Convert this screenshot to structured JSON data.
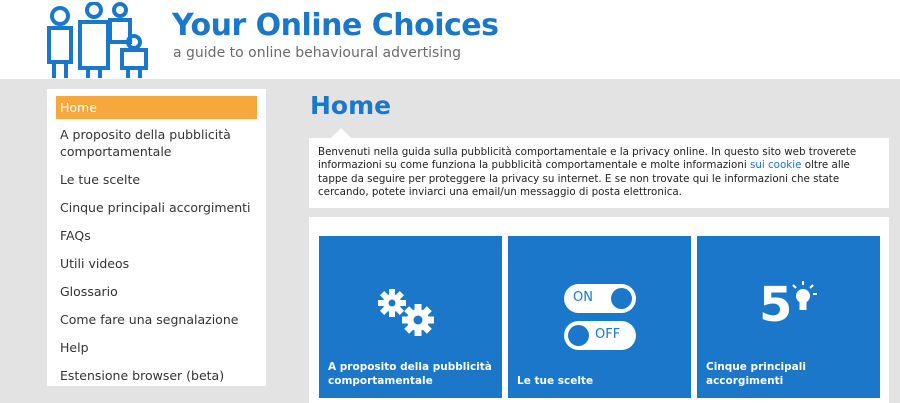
{
  "header": {
    "title": "Your Online Choices",
    "subtitle": "a guide to online behavioural advertising"
  },
  "sidebar": {
    "items": [
      {
        "label": "Home",
        "active": true
      },
      {
        "label": "A proposito della pubblicità comportamentale"
      },
      {
        "label": "Le tue scelte"
      },
      {
        "label": "Cinque principali accorgimenti"
      },
      {
        "label": "FAQs"
      },
      {
        "label": "Utili videos"
      },
      {
        "label": "Glossario"
      },
      {
        "label": "Come fare una segnalazione"
      },
      {
        "label": "Help"
      },
      {
        "label": "Estensione browser (beta)"
      }
    ]
  },
  "main": {
    "title": "Home",
    "intro_before": "Benvenuti nella guida sulla pubblicità comportamentale e la privacy online. In questo sito web troverete informazioni su come funziona la pubblicità comportamentale e molte informazioni ",
    "intro_link": "sui cookie",
    "intro_after": " oltre alle tappe da seguire per proteggere la privacy su internet. E se non trovate qui le informazioni che state cercando, potete inviarci una email/un messaggio di posta elettronica.",
    "tiles": [
      {
        "label": "A proposito della pubblicità comportamentale",
        "icon": "gears-icon"
      },
      {
        "label": "Le tue scelte",
        "icon": "toggle-icon",
        "on_label": "ON",
        "off_label": "OFF"
      },
      {
        "label": "Cinque principali accorgimenti",
        "icon": "five-lightbulb-icon",
        "number": "5"
      }
    ]
  },
  "colors": {
    "brand_blue": "#1a77c9",
    "active_orange": "#f7a83a",
    "background_grey": "#e3e3e3"
  }
}
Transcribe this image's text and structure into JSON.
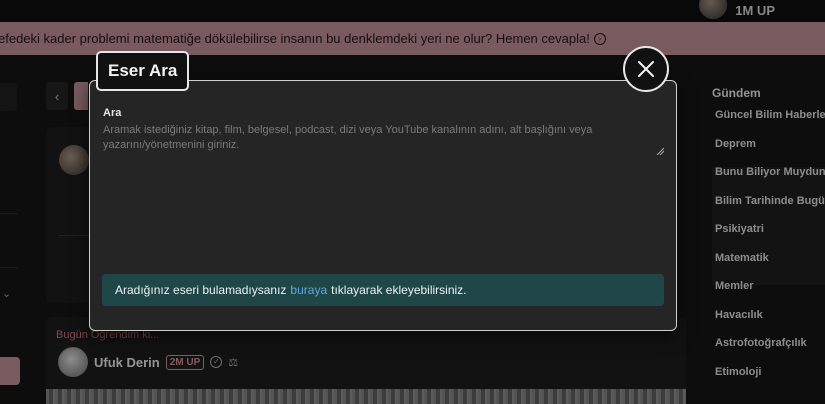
{
  "topbar": {
    "user_badge": "1M UP"
  },
  "banner": {
    "text": "efedeki kader problemi matematiğe dökülebilirse insanın bu denklemdeki yeri ne olur? Hemen cevapla!"
  },
  "post": {
    "tag": "Bugün Öğrendim ki...",
    "author": "Ufuk Derin",
    "author_badge": "2M UP"
  },
  "sidebar": {
    "title": "Gündem",
    "items": [
      "Güncel Bilim Haberleri",
      "Deprem",
      "Bunu Biliyor Muydunuz",
      "Bilim Tarihinde Bugün",
      "Psikiyatri",
      "Matematik",
      "Memler",
      "Havacılık",
      "Astrofotoğrafçılık",
      "Etimoloji"
    ]
  },
  "modal": {
    "title": "Eser Ara",
    "field_label": "Ara",
    "field_placeholder": "Aramak istediğiniz kitap, film, belgesel, podcast, dizi veya YouTube kanalının adını, alt başlığını veya yazarını/yönetmenini giriniz.",
    "notice_before": "Aradığınız eseri bulamadıysanız",
    "notice_link": "buraya",
    "notice_after": "tıklayarak ekleyebilirsiniz."
  },
  "colors": {
    "banner_bg": "#b88a93",
    "notice_bg": "#1f4747",
    "link": "#5ca8e0",
    "accent_pink": "#d08a96"
  }
}
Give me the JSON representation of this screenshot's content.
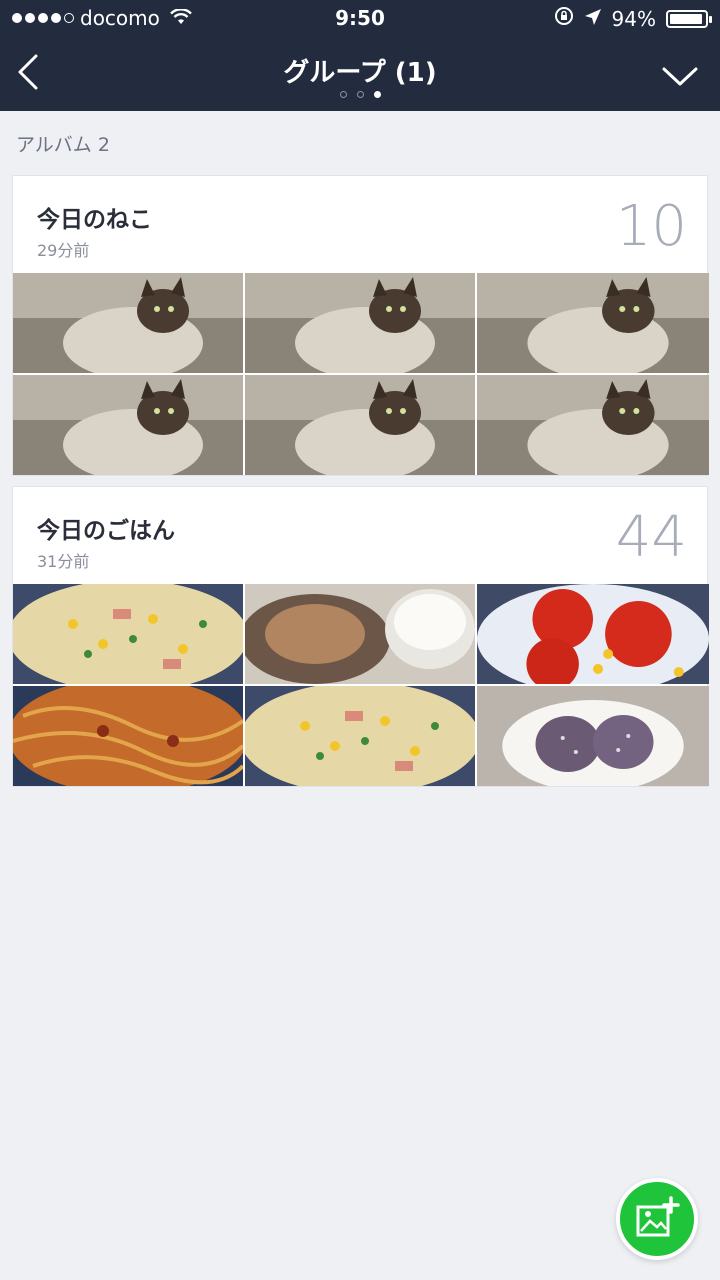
{
  "status_bar": {
    "carrier": "docomo",
    "time": "9:50",
    "battery": "94%",
    "battery_level": 0.94
  },
  "header": {
    "title": "グループ (1)",
    "page_count": 3,
    "active_page": 3
  },
  "album_count": "アルバム 2",
  "albums": [
    {
      "title": "今日のねこ",
      "time": "29分前",
      "count": "10",
      "photos": [
        "cat-photo",
        "cat-photo",
        "cat-photo",
        "cat-photo",
        "cat-photo",
        "cat-photo"
      ]
    },
    {
      "title": "今日のごはん",
      "time": "31分前",
      "count": "44",
      "photos": [
        "fried-rice-photo",
        "pork-and-rice-photo",
        "tomato-and-corn-photo",
        "spaghetti-photo",
        "fried-rice-photo",
        "onigiri-photo"
      ]
    }
  ],
  "icons": {
    "back": "chevron-left-icon",
    "menu": "chevron-down-icon",
    "fab": "add-image-icon"
  },
  "colors": {
    "header_bg": "#232b3f",
    "page_bg": "#eef0f4",
    "fab": "#1fc43a"
  }
}
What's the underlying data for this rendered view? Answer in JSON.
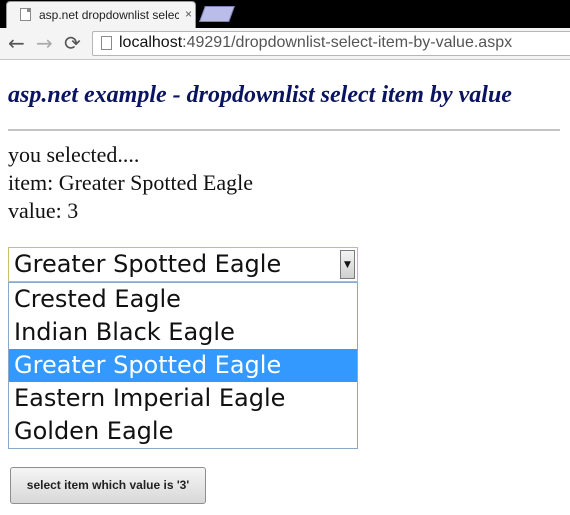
{
  "browser": {
    "tab_title": "asp.net dropdownlist selec",
    "tab_close": "×",
    "back_icon": "←",
    "forward_icon": "→",
    "reload_icon": "⟳",
    "url_host": "localhost",
    "url_rest": ":49291/dropdownlist-select-item-by-value.aspx"
  },
  "page": {
    "heading": "asp.net example - dropdownlist select item by value",
    "result_line1": "you selected....",
    "result_line2": "item: Greater Spotted Eagle",
    "result_line3": "value: 3"
  },
  "dropdown": {
    "selected_value": "Greater Spotted Eagle",
    "arrow_icon": "▼",
    "options": [
      {
        "label": "Crested Eagle"
      },
      {
        "label": "Indian Black Eagle"
      },
      {
        "label": "Greater Spotted Eagle"
      },
      {
        "label": "Eastern Imperial Eagle"
      },
      {
        "label": "Golden Eagle"
      }
    ],
    "highlight_index": 2
  },
  "button": {
    "label": "select item which value is '3'"
  }
}
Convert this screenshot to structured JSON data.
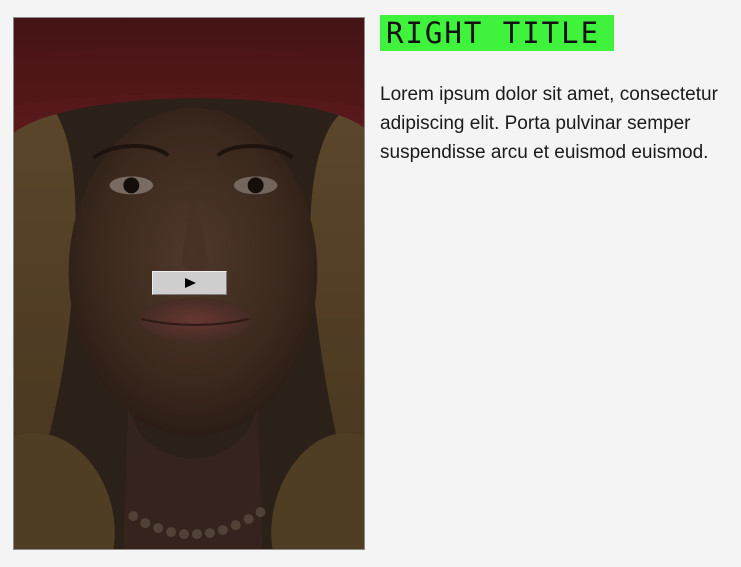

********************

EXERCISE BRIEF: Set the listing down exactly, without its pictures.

EXERCISE RESPONSE:
Convert this screenshot to structured JSON data.
{
  "header": {
    "title": "Your Online Choices",
    "subtitle": "a guide to online behavioural advertising"
  },
  "sidebar": {
    "items": [
      {
        "label": "Home",
        "active": true
      },
      {
        "label": "A proposito della pubblicità comportamentale"
      },
      {
        "label": "Le tue scelte"
      },
      {
        "label": "Cinque principali accorgimenti"
      },
      {
        "label": "FAQs"
      },
      {
        "label": "Utili videos"
      },
      {
        "label": "Glossario"
      },
      {
        "label": "Come fare una segnalazione"
      },
      {
        "label": "Help"
      },
      {
        "label": "Estensione browser (beta)"
      }
    ]
  },
  "main": {
    "title": "Home",
    "intro_before": "Benvenuti nella guida sulla pubblicità comportamentale e la privacy online. In questo sito web troverete informazioni su come funziona la pubblicità comportamentale e molte informazioni ",
    "intro_link": "sui cookie",
    "intro_after": " oltre alle tappe da seguire per proteggere la privacy su internet. E se non trovate qui le informazioni che state cercando, potete inviarci una email/un messaggio di posta elettronica.",
    "tiles": [
      {
        "label": "A proposito della pubblicità comportamentale",
        "icon": "gears-icon"
      },
      {
        "label": "Le tue scelte",
        "icon": "toggle-icon",
        "on_label": "ON",
        "off_label": "OFF"
      },
      {
        "label": "Cinque principali accorgimenti",
        "icon": "five-lightbulb-icon",
        "number": "5"
      }
    ]
  },
  "colors": {
    "brand_blue": "#1a77c9",
    "active_orange": "#f7a83a",
    "background_grey": "#e3e3e3"
  }
}
Transcribe this image's text and structure into JSON.
{
  "topbar": {
    "user_badge": "1M UP"
  },
  "banner": {
    "text": "efedeki kader problemi matematiğe dökülebilirse insanın bu denklemdeki yeri ne olur? Hemen cevapla!"
  },
  "post": {
    "tag": "Bugün Öğrendim ki...",
    "author": "Ufuk Derin",
    "author_badge": "2M UP"
  },
  "sidebar": {
    "title": "Gündem",
    "items": [
      "Güncel Bilim Haberleri",
      "Deprem",
      "Bunu Biliyor Muydunuz",
      "Bilim Tarihinde Bugün",
      "Psikiyatri",
      "Matematik",
      "Memler",
      "Havacılık",
      "Astrofotoğrafçılık",
      "Etimoloji"
    ]
  },
  "modal": {
    "title": "Eser Ara",
    "field_label": "Ara",
    "field_placeholder": "Aramak istediğiniz kitap, film, belgesel, podcast, dizi veya YouTube kanalının adını, alt başlığını veya yazarını/yönetmenini giriniz.",
    "notice_before": "Aradığınız eseri bulamadıysanız",
    "notice_link": "buraya",
    "notice_after": "tıklayarak ekleyebilirsiniz."
  },
  "colors": {
    "banner_bg": "#b88a93",
    "notice_bg": "#1f4747",
    "link": "#5ca8e0",
    "accent_pink": "#d08a96"
  }
}
Give me the JSON representation of this screenshot's content.
{
  "status_bar": {
    "carrier": "docomo",
    "time": "9:50",
    "battery": "94%",
    "battery_level": 0.94
  },
  "header": {
    "title": "グループ (1)",
    "page_count": 3,
    "active_page": 3
  },
  "album_count": "アルバム 2",
  "albums": [
    {
      "title": "今日のねこ",
      "time": "29分前",
      "count": "10",
      "photos": [
        "cat-photo",
        "cat-photo",
        "cat-photo",
        "cat-photo",
        "cat-photo",
        "cat-photo"
      ]
    },
    {
      "title": "今日のごはん",
      "time": "31分前",
      "count": "44",
      "photos": [
        "fried-rice-photo",
        "pork-and-rice-photo",
        "tomato-and-corn-photo",
        "spaghetti-photo",
        "fried-rice-photo",
        "onigiri-photo"
      ]
    }
  ],
  "icons": {
    "back": "chevron-left-icon",
    "menu": "chevron-down-icon",
    "fab": "add-image-icon"
  },
  "colors": {
    "header_bg": "#232b3f",
    "page_bg": "#eef0f4",
    "fab": "#1fc43a"
  }
}
What's the underlying data for this rendered view? Answer in JSON.
{
  "browser": {
    "tab_title": "asp.net dropdownlist selec",
    "tab_close": "×",
    "back_icon": "←",
    "forward_icon": "→",
    "reload_icon": "⟳",
    "url_host": "localhost",
    "url_rest": ":49291/dropdownlist-select-item-by-value.aspx"
  },
  "page": {
    "heading": "asp.net example - dropdownlist select item by value",
    "result_line1": "you selected....",
    "result_line2": "item: Greater Spotted Eagle",
    "result_line3": "value: 3"
  },
  "dropdown": {
    "selected_value": "Greater Spotted Eagle",
    "arrow_icon": "▼",
    "options": [
      {
        "label": "Crested Eagle"
      },
      {
        "label": "Indian Black Eagle"
      },
      {
        "label": "Greater Spotted Eagle"
      },
      {
        "label": "Eastern Imperial Eagle"
      },
      {
        "label": "Golden Eagle"
      }
    ],
    "highlight_index": 2
  },
  "button": {
    "label": "select item which value is '3'"
  }
}
Convert this screenshot to structured JSON data.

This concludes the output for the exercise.